Some people wonder if a sapphire would be a suitable replacement for a diamond. Given that a sapphire is significantly less expensive than a diamond, this makes it to be an excellent choice. To arrive at a final conclusion, we will examine all of the benefits and drawbacks of sapphire in this post.
Grading Sapphires and Diamond
Many people anticipate a sapphire grading system similar to that used for diamonds. As a result, they anticipate having to examine sapphire cut grades and exact proportions.
However, there is no cut grading system for sapphires.
Typical colored sapphires have a specific body color, which is largely responsible for the sapphire’s beauty and value. Whether or not a colored sapphire is cut to super ideal proportions has little effect on the sapphire’s beauty.
The importance of brilliance, fire, and scintillation in colored gemstones is greatly reduced because the main factor is the gemstone’s color. Colored sapphires are similar to fancy colored diamonds in this regard. The inherent body color of fancy colored diamonds also contributes to their value.
As a result, your eyes will be the only reliable tool you have to determine the beauty of a sapphire.
Another benefit of a diamond over sapphire is that it is much less likely to get scratches on the surface. Sapphires are made of corundum, which is the second hardest material on the planet.
A substance’s hardness is measured in Mohs, and it indicates how susceptible a stone is to scratches and abrasions. Diamonds have a Mohs hardness of 1500, whereas sapphires have a hardness of 400. As a result, they are nearly four times less likely to scratch the surface.
As a result, a sapphire necessitates far more constant attention than a diamond. As a result, a sapphire is much more likely than a diamond to require repolishing.
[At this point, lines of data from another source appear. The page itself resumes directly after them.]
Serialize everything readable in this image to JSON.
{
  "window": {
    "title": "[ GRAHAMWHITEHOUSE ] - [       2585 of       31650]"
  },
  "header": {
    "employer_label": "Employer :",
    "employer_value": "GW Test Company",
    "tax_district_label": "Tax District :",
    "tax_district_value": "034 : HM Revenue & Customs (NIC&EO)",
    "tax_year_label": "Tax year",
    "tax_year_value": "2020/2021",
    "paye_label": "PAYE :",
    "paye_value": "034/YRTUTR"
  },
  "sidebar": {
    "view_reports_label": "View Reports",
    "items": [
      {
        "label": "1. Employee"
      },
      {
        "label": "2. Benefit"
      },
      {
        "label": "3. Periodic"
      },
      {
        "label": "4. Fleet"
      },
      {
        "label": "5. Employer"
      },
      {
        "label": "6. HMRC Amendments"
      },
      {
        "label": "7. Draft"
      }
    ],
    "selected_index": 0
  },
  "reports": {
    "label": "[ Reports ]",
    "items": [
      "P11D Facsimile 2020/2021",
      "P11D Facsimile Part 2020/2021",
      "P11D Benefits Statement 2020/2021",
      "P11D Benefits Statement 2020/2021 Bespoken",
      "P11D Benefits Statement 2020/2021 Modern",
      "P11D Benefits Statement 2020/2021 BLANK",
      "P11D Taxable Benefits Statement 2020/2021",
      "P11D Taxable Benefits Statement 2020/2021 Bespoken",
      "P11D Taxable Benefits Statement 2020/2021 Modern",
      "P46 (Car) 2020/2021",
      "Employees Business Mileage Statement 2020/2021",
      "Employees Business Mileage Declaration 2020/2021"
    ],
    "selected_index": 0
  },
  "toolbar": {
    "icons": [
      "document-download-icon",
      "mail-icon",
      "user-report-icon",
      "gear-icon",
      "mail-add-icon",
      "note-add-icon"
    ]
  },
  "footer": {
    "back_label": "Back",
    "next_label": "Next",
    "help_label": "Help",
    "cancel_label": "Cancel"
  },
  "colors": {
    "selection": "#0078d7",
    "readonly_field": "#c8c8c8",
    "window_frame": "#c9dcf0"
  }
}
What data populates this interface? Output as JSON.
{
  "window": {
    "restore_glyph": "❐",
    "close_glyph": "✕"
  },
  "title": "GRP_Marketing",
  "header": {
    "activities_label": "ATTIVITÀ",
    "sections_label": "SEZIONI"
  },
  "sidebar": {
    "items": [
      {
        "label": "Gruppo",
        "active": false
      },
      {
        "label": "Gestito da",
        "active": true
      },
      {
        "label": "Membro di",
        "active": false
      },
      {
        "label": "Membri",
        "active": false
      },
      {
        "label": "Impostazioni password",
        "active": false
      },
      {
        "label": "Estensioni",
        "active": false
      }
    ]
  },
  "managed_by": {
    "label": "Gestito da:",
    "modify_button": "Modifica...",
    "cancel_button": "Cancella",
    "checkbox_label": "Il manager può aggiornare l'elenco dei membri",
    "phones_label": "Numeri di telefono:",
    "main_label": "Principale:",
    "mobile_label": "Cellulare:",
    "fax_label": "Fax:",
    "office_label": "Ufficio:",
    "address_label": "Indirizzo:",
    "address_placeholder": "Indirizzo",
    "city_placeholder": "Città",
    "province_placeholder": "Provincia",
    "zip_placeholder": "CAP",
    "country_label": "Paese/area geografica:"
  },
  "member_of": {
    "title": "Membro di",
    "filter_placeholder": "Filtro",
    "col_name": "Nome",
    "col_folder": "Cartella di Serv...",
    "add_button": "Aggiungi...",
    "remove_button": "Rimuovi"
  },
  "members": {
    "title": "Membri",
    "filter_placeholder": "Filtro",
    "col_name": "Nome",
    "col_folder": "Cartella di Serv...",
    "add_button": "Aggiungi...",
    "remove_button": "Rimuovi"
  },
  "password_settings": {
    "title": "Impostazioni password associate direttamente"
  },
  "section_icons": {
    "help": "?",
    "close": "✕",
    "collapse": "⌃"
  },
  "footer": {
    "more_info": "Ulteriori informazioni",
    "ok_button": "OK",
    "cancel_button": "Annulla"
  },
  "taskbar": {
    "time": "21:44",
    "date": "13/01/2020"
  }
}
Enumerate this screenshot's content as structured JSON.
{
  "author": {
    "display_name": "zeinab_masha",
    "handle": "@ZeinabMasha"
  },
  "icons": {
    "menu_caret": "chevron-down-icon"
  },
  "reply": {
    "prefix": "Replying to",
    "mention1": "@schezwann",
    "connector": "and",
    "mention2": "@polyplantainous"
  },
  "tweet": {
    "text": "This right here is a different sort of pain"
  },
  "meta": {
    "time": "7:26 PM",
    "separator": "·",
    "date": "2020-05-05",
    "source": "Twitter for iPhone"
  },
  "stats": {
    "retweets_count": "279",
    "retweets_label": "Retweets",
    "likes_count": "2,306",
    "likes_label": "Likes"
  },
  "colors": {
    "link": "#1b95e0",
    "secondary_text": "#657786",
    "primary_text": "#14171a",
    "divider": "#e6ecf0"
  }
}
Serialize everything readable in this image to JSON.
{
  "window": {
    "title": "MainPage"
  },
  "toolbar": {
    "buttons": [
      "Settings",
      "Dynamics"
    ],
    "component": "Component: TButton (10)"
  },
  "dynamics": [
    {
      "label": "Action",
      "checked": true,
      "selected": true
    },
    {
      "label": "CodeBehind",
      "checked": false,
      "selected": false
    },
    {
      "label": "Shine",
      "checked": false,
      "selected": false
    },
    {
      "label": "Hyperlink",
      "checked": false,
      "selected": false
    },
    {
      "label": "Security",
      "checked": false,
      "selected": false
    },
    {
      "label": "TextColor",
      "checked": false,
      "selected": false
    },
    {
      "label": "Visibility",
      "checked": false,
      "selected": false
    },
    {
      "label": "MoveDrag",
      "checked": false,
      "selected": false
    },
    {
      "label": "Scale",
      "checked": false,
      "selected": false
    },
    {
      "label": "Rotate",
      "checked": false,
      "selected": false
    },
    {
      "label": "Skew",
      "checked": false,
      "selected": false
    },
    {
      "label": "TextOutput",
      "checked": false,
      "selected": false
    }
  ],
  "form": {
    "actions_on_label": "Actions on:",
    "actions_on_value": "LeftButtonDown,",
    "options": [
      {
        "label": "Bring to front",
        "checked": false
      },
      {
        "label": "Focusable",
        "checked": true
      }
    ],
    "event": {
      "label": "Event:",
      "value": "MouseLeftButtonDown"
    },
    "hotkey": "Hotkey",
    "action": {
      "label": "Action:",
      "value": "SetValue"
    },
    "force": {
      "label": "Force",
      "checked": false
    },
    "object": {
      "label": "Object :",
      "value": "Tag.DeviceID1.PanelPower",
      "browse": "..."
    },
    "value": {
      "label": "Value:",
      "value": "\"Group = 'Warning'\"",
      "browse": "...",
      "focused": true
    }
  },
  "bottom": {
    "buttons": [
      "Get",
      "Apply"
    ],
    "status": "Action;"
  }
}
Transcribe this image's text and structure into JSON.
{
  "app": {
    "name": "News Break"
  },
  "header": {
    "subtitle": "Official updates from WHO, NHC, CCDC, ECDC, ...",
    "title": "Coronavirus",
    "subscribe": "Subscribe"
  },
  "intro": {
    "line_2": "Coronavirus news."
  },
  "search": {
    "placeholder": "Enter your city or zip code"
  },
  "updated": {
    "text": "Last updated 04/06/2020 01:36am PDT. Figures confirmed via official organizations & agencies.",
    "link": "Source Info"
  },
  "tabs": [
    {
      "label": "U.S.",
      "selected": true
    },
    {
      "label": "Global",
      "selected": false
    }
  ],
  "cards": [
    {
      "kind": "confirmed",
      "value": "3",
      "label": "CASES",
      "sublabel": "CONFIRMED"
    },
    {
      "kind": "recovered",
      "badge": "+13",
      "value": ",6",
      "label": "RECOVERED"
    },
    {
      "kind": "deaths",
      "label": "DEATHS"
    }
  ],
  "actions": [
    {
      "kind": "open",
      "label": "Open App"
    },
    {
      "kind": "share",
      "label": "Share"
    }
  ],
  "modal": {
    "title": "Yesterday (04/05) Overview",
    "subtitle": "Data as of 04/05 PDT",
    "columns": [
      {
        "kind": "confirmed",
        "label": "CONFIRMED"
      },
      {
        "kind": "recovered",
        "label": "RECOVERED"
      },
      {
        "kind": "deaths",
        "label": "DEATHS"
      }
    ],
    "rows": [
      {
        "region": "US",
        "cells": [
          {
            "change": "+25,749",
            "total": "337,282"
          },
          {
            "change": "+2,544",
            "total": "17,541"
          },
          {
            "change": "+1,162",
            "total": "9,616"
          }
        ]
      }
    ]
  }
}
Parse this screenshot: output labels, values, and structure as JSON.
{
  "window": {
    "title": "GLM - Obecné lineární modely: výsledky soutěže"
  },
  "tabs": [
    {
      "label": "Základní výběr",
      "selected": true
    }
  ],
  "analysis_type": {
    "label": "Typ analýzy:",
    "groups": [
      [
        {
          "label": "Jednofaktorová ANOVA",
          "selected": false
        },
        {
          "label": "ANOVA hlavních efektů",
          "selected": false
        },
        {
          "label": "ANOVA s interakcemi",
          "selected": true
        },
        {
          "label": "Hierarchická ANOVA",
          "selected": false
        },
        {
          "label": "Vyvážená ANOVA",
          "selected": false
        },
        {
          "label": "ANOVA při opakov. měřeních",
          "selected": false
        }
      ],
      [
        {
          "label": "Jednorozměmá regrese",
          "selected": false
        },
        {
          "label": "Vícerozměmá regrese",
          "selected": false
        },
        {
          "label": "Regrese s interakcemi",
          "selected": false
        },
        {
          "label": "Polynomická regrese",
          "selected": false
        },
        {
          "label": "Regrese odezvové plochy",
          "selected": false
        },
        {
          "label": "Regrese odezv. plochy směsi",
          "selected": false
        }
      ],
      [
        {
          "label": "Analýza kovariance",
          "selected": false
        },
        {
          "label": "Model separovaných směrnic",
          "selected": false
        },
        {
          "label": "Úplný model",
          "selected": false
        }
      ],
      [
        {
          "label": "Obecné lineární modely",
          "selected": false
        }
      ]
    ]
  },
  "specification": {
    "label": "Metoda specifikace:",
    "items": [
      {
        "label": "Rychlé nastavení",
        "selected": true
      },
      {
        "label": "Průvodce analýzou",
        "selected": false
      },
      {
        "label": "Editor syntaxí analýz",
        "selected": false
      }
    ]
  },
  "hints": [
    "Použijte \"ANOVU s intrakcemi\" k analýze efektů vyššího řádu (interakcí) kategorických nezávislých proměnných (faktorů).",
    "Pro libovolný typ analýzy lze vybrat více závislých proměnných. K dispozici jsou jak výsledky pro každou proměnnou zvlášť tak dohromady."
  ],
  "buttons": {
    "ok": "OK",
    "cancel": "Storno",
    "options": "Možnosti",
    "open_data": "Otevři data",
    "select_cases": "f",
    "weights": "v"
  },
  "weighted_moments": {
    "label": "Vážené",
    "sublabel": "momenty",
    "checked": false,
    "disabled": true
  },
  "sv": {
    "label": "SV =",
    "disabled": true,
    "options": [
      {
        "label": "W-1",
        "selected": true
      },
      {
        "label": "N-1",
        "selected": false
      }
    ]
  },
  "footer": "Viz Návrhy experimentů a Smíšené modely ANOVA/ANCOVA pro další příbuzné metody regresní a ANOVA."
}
However, due to its crystalline structure, a diamond is more likely to chip than a sapphire.
Sapphire is less expensive than diamonds, as you may have guessed. However, determining how much less sapphires cost than diamonds is difficult.
Because the value of a diamond is heavily influenced by factors such as cut, clarity, color, and grade, diamond pricing is quite variable. Diamond price charts, as seen above, are one option. It appears complicated because it is. The chart above depicts how diamonds are priced and indexed based on all of the characteristics we’ve discussed. The value of a diamond is also affected by inclusions, or flaws.
A one-carat diamond can cost anywhere from two thousand to seventeen thousand dollars; however, a diamond engagement ring costs around six thousand dollars on average.
Sapphires can be expensive, but for the sake of simplicity, we’ll look at what’s considered ‘high quality’ sapphires in terms of color and cut. The price per carat is usually between $500 and $1500.
On average, diamond engagement rings cost around $3,000, so a sapphire engagement ring could save you nearly half the price of a diamond engagement ring.
Part of whether white sapphire is a viable alternative to a diamond, as is often the case, depends on what you’re looking for. Choose sapphire instead of diamond if:
- You want a more affordable, long-lasting option, or you want to be able to purchase a larger carat size.
- You want a gemstone that is stable and durable, but has a unique appearance.
- You prefer a white to clear stone look and aren’t as concerned with a diamond’s gleam.